[GIVEN DATA Boundary: Start]
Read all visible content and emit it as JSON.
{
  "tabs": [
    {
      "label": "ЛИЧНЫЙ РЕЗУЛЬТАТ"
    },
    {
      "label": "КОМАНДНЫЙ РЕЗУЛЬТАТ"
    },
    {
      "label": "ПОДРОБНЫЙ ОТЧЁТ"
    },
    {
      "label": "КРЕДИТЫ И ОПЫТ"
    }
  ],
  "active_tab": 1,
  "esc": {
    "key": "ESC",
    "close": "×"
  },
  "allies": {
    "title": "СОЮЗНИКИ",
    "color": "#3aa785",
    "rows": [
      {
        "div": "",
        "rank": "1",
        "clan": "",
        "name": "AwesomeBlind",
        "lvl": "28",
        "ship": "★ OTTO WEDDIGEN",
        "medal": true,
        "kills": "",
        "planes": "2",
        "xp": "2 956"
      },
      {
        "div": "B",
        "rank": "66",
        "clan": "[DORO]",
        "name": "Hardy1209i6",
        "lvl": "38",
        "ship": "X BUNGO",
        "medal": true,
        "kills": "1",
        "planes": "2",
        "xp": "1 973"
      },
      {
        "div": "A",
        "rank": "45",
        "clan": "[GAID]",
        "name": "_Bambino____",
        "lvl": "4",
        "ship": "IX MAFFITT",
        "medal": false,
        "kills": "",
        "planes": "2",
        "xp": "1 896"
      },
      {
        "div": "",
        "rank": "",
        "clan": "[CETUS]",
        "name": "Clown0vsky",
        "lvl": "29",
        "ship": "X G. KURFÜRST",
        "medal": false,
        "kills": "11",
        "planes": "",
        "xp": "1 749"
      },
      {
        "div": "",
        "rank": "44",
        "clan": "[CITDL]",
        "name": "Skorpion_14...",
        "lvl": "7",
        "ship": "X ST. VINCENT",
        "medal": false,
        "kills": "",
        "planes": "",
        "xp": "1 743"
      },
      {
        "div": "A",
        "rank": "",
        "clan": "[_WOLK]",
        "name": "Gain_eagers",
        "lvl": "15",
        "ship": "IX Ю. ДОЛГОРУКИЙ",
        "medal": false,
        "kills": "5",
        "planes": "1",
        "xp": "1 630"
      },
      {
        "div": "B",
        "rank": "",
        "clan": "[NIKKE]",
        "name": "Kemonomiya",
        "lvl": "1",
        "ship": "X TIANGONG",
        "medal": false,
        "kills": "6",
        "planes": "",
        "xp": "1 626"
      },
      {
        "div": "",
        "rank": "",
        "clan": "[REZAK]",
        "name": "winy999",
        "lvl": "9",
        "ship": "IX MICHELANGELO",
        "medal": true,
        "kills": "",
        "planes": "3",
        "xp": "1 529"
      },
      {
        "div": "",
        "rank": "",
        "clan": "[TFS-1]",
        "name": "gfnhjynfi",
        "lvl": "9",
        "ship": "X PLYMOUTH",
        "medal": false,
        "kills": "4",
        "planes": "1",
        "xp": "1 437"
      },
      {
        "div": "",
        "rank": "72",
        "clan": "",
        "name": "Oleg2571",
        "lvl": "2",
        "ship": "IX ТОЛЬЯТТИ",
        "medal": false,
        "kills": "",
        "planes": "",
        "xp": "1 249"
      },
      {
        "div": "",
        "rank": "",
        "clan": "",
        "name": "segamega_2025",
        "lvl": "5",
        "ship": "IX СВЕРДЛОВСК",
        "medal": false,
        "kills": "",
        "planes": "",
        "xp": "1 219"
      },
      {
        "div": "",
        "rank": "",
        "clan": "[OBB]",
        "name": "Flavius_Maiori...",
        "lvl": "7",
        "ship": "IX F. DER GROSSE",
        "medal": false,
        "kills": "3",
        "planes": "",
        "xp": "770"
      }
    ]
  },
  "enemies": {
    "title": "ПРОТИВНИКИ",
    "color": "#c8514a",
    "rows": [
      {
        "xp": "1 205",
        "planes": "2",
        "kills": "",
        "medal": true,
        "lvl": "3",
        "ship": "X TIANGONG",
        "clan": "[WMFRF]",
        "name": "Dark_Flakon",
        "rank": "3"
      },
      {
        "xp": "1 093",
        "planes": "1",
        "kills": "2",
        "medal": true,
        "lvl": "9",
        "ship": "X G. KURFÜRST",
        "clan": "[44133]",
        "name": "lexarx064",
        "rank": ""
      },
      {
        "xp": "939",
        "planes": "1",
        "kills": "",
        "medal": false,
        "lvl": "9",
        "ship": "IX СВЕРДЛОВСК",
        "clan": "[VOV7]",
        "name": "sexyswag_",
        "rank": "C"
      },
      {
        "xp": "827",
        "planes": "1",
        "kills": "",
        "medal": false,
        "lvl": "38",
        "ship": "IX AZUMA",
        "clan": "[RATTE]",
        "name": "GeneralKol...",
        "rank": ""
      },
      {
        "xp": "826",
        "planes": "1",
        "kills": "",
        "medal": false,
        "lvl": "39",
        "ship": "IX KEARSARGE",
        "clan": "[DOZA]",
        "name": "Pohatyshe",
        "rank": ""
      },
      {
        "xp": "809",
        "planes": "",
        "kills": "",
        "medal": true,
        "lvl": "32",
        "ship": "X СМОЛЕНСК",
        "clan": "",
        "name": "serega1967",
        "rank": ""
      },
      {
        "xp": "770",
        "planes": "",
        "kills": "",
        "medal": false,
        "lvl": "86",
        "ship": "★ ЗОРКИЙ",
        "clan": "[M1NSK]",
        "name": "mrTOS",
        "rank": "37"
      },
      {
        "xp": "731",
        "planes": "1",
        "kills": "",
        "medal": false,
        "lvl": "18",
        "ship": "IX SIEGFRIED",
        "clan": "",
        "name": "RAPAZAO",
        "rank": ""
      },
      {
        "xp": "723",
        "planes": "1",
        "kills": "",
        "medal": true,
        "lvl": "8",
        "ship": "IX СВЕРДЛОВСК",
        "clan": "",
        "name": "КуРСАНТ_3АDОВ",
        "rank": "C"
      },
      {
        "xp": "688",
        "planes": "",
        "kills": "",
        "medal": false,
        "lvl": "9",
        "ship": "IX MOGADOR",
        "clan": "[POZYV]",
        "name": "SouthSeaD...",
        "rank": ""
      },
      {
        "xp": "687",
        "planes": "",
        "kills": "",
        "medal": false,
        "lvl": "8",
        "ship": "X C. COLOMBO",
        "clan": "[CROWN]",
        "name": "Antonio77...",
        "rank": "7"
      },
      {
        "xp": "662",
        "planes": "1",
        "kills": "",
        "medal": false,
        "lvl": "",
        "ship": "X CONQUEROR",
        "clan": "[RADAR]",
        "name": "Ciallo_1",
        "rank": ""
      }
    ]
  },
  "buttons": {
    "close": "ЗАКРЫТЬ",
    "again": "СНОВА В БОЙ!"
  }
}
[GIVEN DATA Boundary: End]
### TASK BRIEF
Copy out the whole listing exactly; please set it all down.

### RESPONSE AREA
Read all visible content and emit it as JSON.
{
  "tabs": [
    {
      "label": "ЛИЧНЫЙ РЕЗУЛЬТАТ"
    },
    {
      "label": "КОМАНДНЫЙ РЕЗУЛЬТАТ"
    },
    {
      "label": "ПОДРОБНЫЙ ОТЧЁТ"
    },
    {
      "label": "КРЕДИТЫ И ОПЫТ"
    }
  ],
  "active_tab": 1,
  "esc": {
    "key": "ESC",
    "close": "×"
  },
  "allies": {
    "title": "СОЮЗНИКИ",
    "color": "#3aa785",
    "rows": [
      {
        "div": "",
        "rank": "1",
        "clan": "",
        "name": "AwesomeBlind",
        "lvl": "28",
        "ship": "★ OTTO WEDDIGEN",
        "medal": true,
        "kills": "",
        "planes": "2",
        "xp": "2 956"
      },
      {
        "div": "B",
        "rank": "66",
        "clan": "[DORO]",
        "name": "Hardy1209i6",
        "lvl": "38",
        "ship": "X BUNGO",
        "medal": true,
        "kills": "1",
        "planes": "2",
        "xp": "1 973"
      },
      {
        "div": "A",
        "rank": "45",
        "clan": "[GAID]",
        "name": "_Bambino____",
        "lvl": "4",
        "ship": "IX MAFFITT",
        "medal": false,
        "kills": "",
        "planes": "2",
        "xp": "1 896"
      },
      {
        "div": "",
        "rank": "",
        "clan": "[CETUS]",
        "name": "Clown0vsky",
        "lvl": "29",
        "ship": "X G. KURFÜRST",
        "medal": false,
        "kills": "11",
        "planes": "",
        "xp": "1 749"
      },
      {
        "div": "",
        "rank": "44",
        "clan": "[CITDL]",
        "name": "Skorpion_14...",
        "lvl": "7",
        "ship": "X ST. VINCENT",
        "medal": false,
        "kills": "",
        "planes": "",
        "xp": "1 743"
      },
      {
        "div": "A",
        "rank": "",
        "clan": "[_WOLK]",
        "name": "Gain_eagers",
        "lvl": "15",
        "ship": "IX Ю. ДОЛГОРУКИЙ",
        "medal": false,
        "kills": "5",
        "planes": "1",
        "xp": "1 630"
      },
      {
        "div": "B",
        "rank": "",
        "clan": "[NIKKE]",
        "name": "Kemonomiya",
        "lvl": "1",
        "ship": "X TIANGONG",
        "medal": false,
        "kills": "6",
        "planes": "",
        "xp": "1 626"
      },
      {
        "div": "",
        "rank": "",
        "clan": "[REZAK]",
        "name": "winy999",
        "lvl": "9",
        "ship": "IX MICHELANGELO",
        "medal": true,
        "kills": "",
        "planes": "3",
        "xp": "1 529"
      },
      {
        "div": "",
        "rank": "",
        "clan": "[TFS-1]",
        "name": "gfnhjynfi",
        "lvl": "9",
        "ship": "X PLYMOUTH",
        "medal": false,
        "kills": "4",
        "planes": "1",
        "xp": "1 437"
      },
      {
        "div": "",
        "rank": "72",
        "clan": "",
        "name": "Oleg2571",
        "lvl": "2",
        "ship": "IX ТОЛЬЯТТИ",
        "medal": false,
        "kills": "",
        "planes": "",
        "xp": "1 249"
      },
      {
        "div": "",
        "rank": "",
        "clan": "",
        "name": "segamega_2025",
        "lvl": "5",
        "ship": "IX СВЕРДЛОВСК",
        "medal": false,
        "kills": "",
        "planes": "",
        "xp": "1 219"
      },
      {
        "div": "",
        "rank": "",
        "clan": "[OBB]",
        "name": "Flavius_Maiori...",
        "lvl": "7",
        "ship": "IX F. DER GROSSE",
        "medal": false,
        "kills": "3",
        "planes": "",
        "xp": "770"
      }
    ]
  },
  "enemies": {
    "title": "ПРОТИВНИКИ",
    "color": "#c8514a",
    "rows": [
      {
        "xp": "1 205",
        "planes": "2",
        "kills": "",
        "medal": true,
        "lvl": "3",
        "ship": "X TIANGONG",
        "clan": "[WMFRF]",
        "name": "Dark_Flakon",
        "rank": "3"
      },
      {
        "xp": "1 093",
        "planes": "1",
        "kills": "2",
        "medal": true,
        "lvl": "9",
        "ship": "X G. KURFÜRST",
        "clan": "[44133]",
        "name": "lexarx064",
        "rank": ""
      },
      {
        "xp": "939",
        "planes": "1",
        "kills": "",
        "medal": false,
        "lvl": "9",
        "ship": "IX СВЕРДЛОВСК",
        "clan": "[VOV7]",
        "name": "sexyswag_",
        "rank": "C"
      },
      {
        "xp": "827",
        "planes": "1",
        "kills": "",
        "medal": false,
        "lvl": "38",
        "ship": "IX AZUMA",
        "clan": "[RATTE]",
        "name": "GeneralKol...",
        "rank": ""
      },
      {
        "xp": "826",
        "planes": "1",
        "kills": "",
        "medal": false,
        "lvl": "39",
        "ship": "IX KEARSARGE",
        "clan": "[DOZA]",
        "name": "Pohatyshe",
        "rank": ""
      },
      {
        "xp": "809",
        "planes": "",
        "kills": "",
        "medal": true,
        "lvl": "32",
        "ship": "X СМОЛЕНСК",
        "clan": "",
        "name": "serega1967",
        "rank": ""
      },
      {
        "xp": "770",
        "planes": "",
        "kills": "",
        "medal": false,
        "lvl": "86",
        "ship": "★ ЗОРКИЙ",
        "clan": "[M1NSK]",
        "name": "mrTOS",
        "rank": "37"
      },
      {
        "xp": "731",
        "planes": "1",
        "kills": "",
        "medal": false,
        "lvl": "18",
        "ship": "IX SIEGFRIED",
        "clan": "",
        "name": "RAPAZAO",
        "rank": ""
      },
      {
        "xp": "723",
        "planes": "1",
        "kills": "",
        "medal": true,
        "lvl": "8",
        "ship": "IX СВЕРДЛОВСК",
        "clan": "",
        "name": "КуРСАНТ_3АDОВ",
        "rank": "C"
      },
      {
        "xp": "688",
        "planes": "",
        "kills": "",
        "medal": false,
        "lvl": "9",
        "ship": "IX MOGADOR",
        "clan": "[POZYV]",
        "name": "SouthSeaD...",
        "rank": ""
      },
      {
        "xp": "687",
        "planes": "",
        "kills": "",
        "medal": false,
        "lvl": "8",
        "ship": "X C. COLOMBO",
        "clan": "[CROWN]",
        "name": "Antonio77...",
        "rank": "7"
      },
      {
        "xp": "662",
        "planes": "1",
        "kills": "",
        "medal": false,
        "lvl": "",
        "ship": "X CONQUEROR",
        "clan": "[RADAR]",
        "name": "Ciallo_1",
        "rank": ""
      }
    ]
  },
  "buttons": {
    "close": "ЗАКРЫТЬ",
    "again": "СНОВА В БОЙ!"
  }
}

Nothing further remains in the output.